“…Your support gives our teams the flexibility to act quickly in scenarios where acting fast means saving more lives.”

“Your generosity and commitment this year meant that we didn’t have to choose between vaccinating hundreds of thousands of people against yellow fever… taking part in the world’s largest oral cholera vaccination campaign… or striving to protect over 200,000 children… from deadly childhood diseases.”

This last excerpt is especially powerful because it highlights for the donor how the heroic and highly skilled medical team would be forced to make some very difficult ethical choices without her financial support. The specter of choosing between two patients would paralyze even the most skilled physician.

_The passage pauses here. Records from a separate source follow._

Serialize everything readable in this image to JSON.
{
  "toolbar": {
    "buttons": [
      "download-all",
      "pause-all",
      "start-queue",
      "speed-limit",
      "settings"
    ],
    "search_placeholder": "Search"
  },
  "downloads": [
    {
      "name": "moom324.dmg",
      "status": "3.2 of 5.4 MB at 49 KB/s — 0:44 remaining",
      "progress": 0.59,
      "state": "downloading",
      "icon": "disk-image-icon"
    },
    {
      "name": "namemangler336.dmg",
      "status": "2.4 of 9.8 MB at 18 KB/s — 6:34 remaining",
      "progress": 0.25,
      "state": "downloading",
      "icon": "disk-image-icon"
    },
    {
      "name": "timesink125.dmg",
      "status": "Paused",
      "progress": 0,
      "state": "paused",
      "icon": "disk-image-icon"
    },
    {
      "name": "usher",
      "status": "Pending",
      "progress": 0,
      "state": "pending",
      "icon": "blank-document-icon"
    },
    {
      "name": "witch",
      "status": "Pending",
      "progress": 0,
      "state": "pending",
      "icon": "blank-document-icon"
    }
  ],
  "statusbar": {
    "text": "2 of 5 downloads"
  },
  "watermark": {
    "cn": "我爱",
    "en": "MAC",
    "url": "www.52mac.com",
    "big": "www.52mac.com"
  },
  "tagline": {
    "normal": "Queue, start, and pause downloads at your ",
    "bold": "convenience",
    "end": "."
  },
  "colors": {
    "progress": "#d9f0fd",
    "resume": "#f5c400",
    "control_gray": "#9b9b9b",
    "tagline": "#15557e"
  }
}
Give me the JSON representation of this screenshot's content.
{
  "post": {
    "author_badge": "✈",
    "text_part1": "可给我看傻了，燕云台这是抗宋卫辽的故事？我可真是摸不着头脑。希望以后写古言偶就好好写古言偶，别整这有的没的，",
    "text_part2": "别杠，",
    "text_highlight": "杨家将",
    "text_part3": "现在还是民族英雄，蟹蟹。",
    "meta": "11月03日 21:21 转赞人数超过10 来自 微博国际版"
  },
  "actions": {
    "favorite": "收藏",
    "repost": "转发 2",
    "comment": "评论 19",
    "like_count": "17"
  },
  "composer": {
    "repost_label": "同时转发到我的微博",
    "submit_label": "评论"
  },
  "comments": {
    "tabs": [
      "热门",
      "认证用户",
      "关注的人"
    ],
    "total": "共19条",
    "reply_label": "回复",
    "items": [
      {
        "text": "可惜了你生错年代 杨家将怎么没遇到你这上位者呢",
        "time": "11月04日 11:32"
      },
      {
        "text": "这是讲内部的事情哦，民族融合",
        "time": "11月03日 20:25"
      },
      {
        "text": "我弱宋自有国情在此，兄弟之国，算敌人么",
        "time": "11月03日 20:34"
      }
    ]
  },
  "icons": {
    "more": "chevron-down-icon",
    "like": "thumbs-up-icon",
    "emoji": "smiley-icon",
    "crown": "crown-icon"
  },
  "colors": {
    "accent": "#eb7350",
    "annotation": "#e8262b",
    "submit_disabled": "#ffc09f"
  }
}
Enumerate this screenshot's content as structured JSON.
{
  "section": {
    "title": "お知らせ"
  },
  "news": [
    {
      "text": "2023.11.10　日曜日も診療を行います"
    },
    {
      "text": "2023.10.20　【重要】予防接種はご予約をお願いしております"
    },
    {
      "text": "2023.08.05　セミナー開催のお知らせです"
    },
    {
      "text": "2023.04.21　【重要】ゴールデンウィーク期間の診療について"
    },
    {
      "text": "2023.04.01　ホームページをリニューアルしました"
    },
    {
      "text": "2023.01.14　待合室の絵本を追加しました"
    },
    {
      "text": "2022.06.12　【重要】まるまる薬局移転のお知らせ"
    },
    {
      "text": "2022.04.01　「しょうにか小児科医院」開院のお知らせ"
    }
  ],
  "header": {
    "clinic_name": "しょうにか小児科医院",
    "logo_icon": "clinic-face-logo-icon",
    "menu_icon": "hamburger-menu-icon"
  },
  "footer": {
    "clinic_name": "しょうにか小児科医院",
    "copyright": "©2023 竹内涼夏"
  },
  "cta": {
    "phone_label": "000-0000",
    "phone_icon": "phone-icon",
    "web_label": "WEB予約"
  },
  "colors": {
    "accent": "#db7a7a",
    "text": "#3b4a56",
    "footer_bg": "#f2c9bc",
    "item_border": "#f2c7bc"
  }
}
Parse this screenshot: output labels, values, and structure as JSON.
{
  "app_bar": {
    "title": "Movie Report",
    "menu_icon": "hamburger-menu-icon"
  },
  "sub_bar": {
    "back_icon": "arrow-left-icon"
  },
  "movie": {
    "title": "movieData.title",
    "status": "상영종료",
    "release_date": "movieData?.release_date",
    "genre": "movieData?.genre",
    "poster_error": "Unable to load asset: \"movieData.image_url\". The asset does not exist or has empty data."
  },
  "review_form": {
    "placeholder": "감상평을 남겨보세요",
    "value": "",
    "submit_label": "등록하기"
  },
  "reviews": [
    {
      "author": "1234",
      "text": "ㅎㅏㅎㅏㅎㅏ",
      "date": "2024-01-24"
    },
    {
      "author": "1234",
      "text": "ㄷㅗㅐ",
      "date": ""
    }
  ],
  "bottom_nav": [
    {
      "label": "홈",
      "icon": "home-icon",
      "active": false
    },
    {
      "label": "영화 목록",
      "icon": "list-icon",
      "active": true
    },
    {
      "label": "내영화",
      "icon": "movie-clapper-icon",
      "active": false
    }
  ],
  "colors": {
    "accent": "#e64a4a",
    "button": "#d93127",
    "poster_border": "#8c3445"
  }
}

It is true that DWB is sort of an odd test subject to use in examining how the martyrdom effect can be harnessed to write persuasive copy because no ordinary donor could elect to volunteer her time instead of writing a check to DWB – the work performed by the org’s staff is simply too dangerous and requires considerable training and expertise.  But still, DWB does a good job letting its supporters tag along for the ride figuratively and, in a way, allows ordinary people to live vicariously through their medical staff. Who doesn’t want to be part of an international life-saving expedition?

So even though DWB doesn’t have a problem with donors trying to volunteer their time instead of their earnings, the writers still do a fantastic job tapping into their donors’ inner martyr to maximize their support and passion for the cause of defending non-privileged lives. It is not only the feeling of being valued that is nurtured, it is also the notion of camaraderie that transforms enthusiasm into life-saving dollars.

Editor’s note “We have emphasized the wisdom of incorporating the pronoun “You” in donor communications. The martyrdom effect now helps us understand why the word “you” resonates so strongly with the donor’s psyche.